Hussein’s move was intended to give the Palestine Liberation Organization (PLO) -which was locked in a conflict with Jordan at the time -the mandate it had long sought to be the sole representative of the Palestinian people. It also provided Israel with an opportunity to reframe the status of the West Bank to that of a “disputed territory” and gradually taking it over and build illegal settlements.

In 1994, Jordanian political leaders assumed that the 1993 US-brokered Israel-Palestinian Oslo Accords would eventually produce a formal peace between the two sides.

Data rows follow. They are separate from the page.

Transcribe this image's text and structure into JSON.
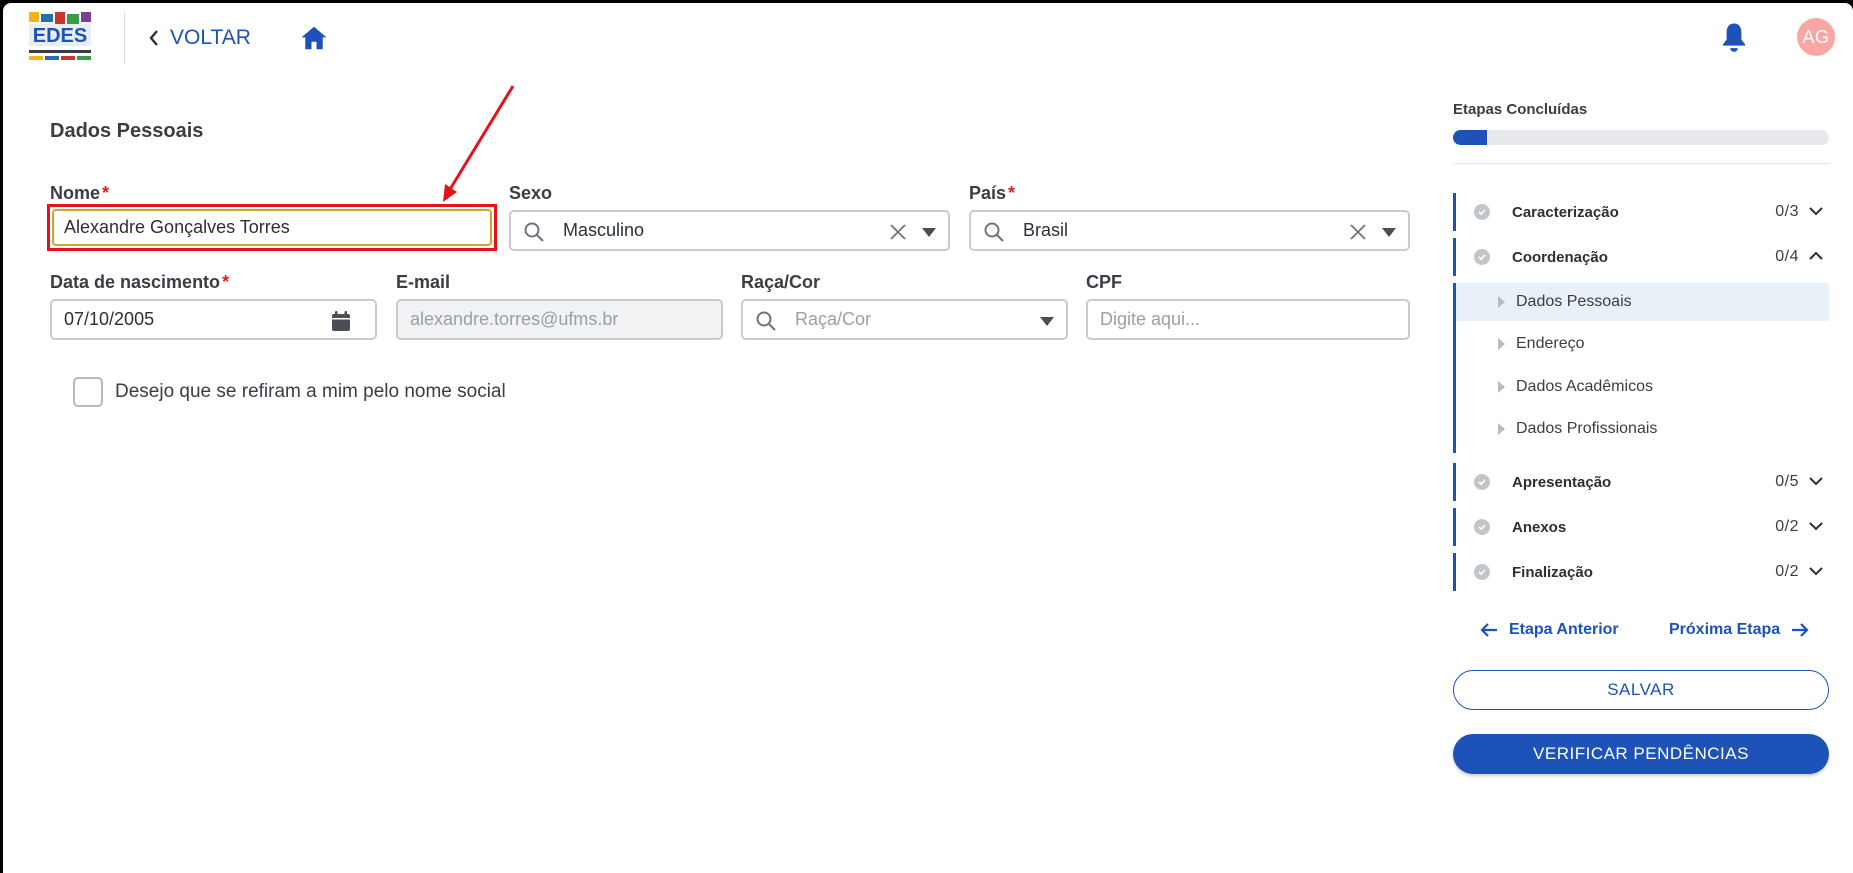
{
  "header": {
    "back_label": "VOLTAR",
    "avatar_initials": "AG",
    "logo_icon": "logo-icon",
    "home_icon": "home-icon",
    "bell_icon": "bell-icon"
  },
  "form": {
    "section_title": "Dados Pessoais",
    "required_mark": "*",
    "nome": {
      "label": "Nome",
      "value": "Alexandre Gonçalves Torres"
    },
    "sexo": {
      "label": "Sexo",
      "value": "Masculino"
    },
    "pais": {
      "label": "País",
      "value": "Brasil"
    },
    "nascimento": {
      "label": "Data de nascimento",
      "value": "07/10/2005"
    },
    "email": {
      "label": "E-mail",
      "placeholder": "alexandre.torres@ufms.br"
    },
    "raca": {
      "label": "Raça/Cor",
      "placeholder": "Raça/Cor"
    },
    "cpf": {
      "label": "CPF",
      "placeholder": "Digite aqui..."
    },
    "nome_social_label": "Desejo que se refiram a mim pelo nome social"
  },
  "sidebar": {
    "title": "Etapas Concluídas",
    "progress_fraction": 0.09,
    "steps": [
      {
        "label": "Caracterização",
        "count": "0/3",
        "expanded": false
      },
      {
        "label": "Coordenação",
        "count": "0/4",
        "expanded": true
      },
      {
        "label": "Apresentação",
        "count": "0/5",
        "expanded": false
      },
      {
        "label": "Anexos",
        "count": "0/2",
        "expanded": false
      },
      {
        "label": "Finalização",
        "count": "0/2",
        "expanded": false
      }
    ],
    "substeps": [
      {
        "label": "Dados Pessoais",
        "active": true
      },
      {
        "label": "Endereço",
        "active": false
      },
      {
        "label": "Dados Acadêmicos",
        "active": false
      },
      {
        "label": "Dados Profissionais",
        "active": false
      }
    ],
    "prev_label": "Etapa Anterior",
    "next_label": "Próxima Etapa",
    "save_label": "SALVAR",
    "verify_label": "VERIFICAR PENDÊNCIAS"
  },
  "colors": {
    "primary": "#1d52b8",
    "required": "#d9251c",
    "highlight": "#e4131b",
    "avatar": "#f8a7a4"
  }
}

Adnan Abu Odeh, a former key adviser to Abdullah II and his predecessor King Hussein, told Al Jazeera that Jordan and the Palestinians thought that peace with Israel “was within reach and the Palestinian state was around the corner.”

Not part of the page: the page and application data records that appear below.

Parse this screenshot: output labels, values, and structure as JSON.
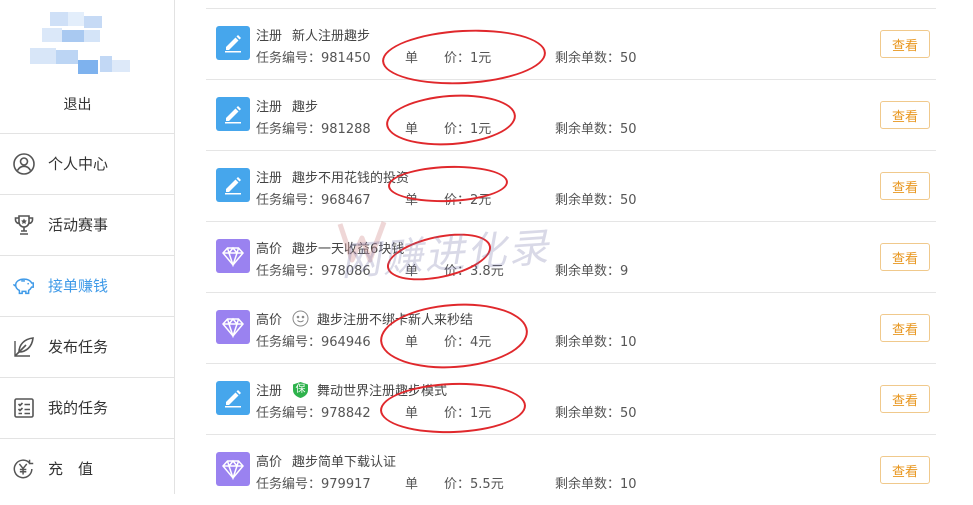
{
  "sidebar": {
    "logout_label": "退出",
    "items": [
      {
        "label": "个人中心",
        "icon": "user-icon",
        "active": false
      },
      {
        "label": "活动赛事",
        "icon": "trophy-icon",
        "active": false
      },
      {
        "label": "接单赚钱",
        "icon": "piggy-bank-icon",
        "active": true
      },
      {
        "label": "发布任务",
        "icon": "feather-icon",
        "active": false
      },
      {
        "label": "我的任务",
        "icon": "task-list-icon",
        "active": false
      },
      {
        "label": "充　值",
        "icon": "yen-coin-icon",
        "active": false
      }
    ]
  },
  "tasks": [
    {
      "category": "注册",
      "title": "新人注册趣步",
      "number_label": "任务编号：",
      "number": "981450",
      "price_label": "单　　价：",
      "price": "1元",
      "remain_label": "剩余单数：",
      "remain": "50",
      "icon": "pen-icon",
      "badge": null,
      "action": "查看"
    },
    {
      "category": "注册",
      "title": "趣步",
      "number_label": "任务编号：",
      "number": "981288",
      "price_label": "单　　价：",
      "price": "1元",
      "remain_label": "剩余单数：",
      "remain": "50",
      "icon": "pen-icon",
      "badge": null,
      "action": "查看"
    },
    {
      "category": "注册",
      "title": "趣步不用花钱的投资",
      "number_label": "任务编号：",
      "number": "968467",
      "price_label": "单　　价：",
      "price": "2元",
      "remain_label": "剩余单数：",
      "remain": "50",
      "icon": "pen-icon",
      "badge": null,
      "action": "查看"
    },
    {
      "category": "高价",
      "title": "趣步一天收益6块钱",
      "number_label": "任务编号：",
      "number": "978086",
      "price_label": "单　　价：",
      "price": "3.8元",
      "remain_label": "剩余单数：",
      "remain": "9",
      "icon": "diamond-icon",
      "badge": null,
      "action": "查看"
    },
    {
      "category": "高价",
      "title": "趣步注册不绑卡新人来秒结",
      "number_label": "任务编号：",
      "number": "964946",
      "price_label": "单　　价：",
      "price": "4元",
      "remain_label": "剩余单数：",
      "remain": "10",
      "icon": "diamond-icon",
      "badge": "smiley-icon",
      "action": "查看"
    },
    {
      "category": "注册",
      "title": "舞动世界注册趣步模式",
      "number_label": "任务编号：",
      "number": "978842",
      "price_label": "单　　价：",
      "price": "1元",
      "remain_label": "剩余单数：",
      "remain": "50",
      "icon": "pen-icon",
      "badge": "shield-guarantee-icon",
      "badge_text": "保",
      "action": "查看"
    },
    {
      "category": "高价",
      "title": "趣步简单下载认证",
      "number_label": "任务编号：",
      "number": "979917",
      "price_label": "单　　价：",
      "price": "5.5元",
      "remain_label": "剩余单数：",
      "remain": "10",
      "icon": "diamond-icon",
      "badge": null,
      "action": "查看"
    }
  ],
  "watermark": {
    "text": "网赚进化录"
  },
  "colors": {
    "accent": "#3f9ae8",
    "button_text": "#e8961e",
    "button_border": "#f0c98c",
    "annotation": "#e0282c",
    "pen_icon_bg": "#46a6ec",
    "diamond_icon_bg": "#9a82f0"
  }
}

However, little progress has been made in reaching a deal since then, leaving Palestinians stateless.

Abu Odeh said that in allowing Israel to keep the territories in 1994, Jordan was too “lenient”, claiming that Jordanians and Palestinians have prioritised peace over their rights in negotiations with Israel.

“Israel has never treated either the Jordanians or the Palestinians in a similar way,” he said.

Special Jerusalem role

While Jordan has sealed the return of the two territories, it still has to deal with Israel over the bigger issue of its role in protecting Muslim holy places in Jerusalem, including Al-Aqsa Mosque.

While Jordanian leaders publicly state that the peace treaty grants Jordan, and more specifically King Abdullah II, the custodianship of the Muslim and Christian holy places in Jerusalem, the treaty itself does not refer to “custodianship”.

The text of the treaty states that “Israel respects the present special role of Jordan in Muslim Holy shrines in Jerusalem” and also says “Israel will give high priority to the Jordanian historic role in these shrines”.

Israel has not publicly contested the Jordanian claims, but it sometimes allows Israelis to enter Muslim places of worship, often disregarding Jordanian protestations or condemnations.

“When Israel allows Jordan its special role, it means Israel is in control of the Muslim as well as Christian holy places in Jerusalem,” said Abu Odeh, adding that the special role does not mean custodianship, but Jordan decided to name its role as such.

“This is the top of the naivete of the Arabs” he added.

Follow Ali Younes on Twitter: @ali_reports

Source: Al Jazeera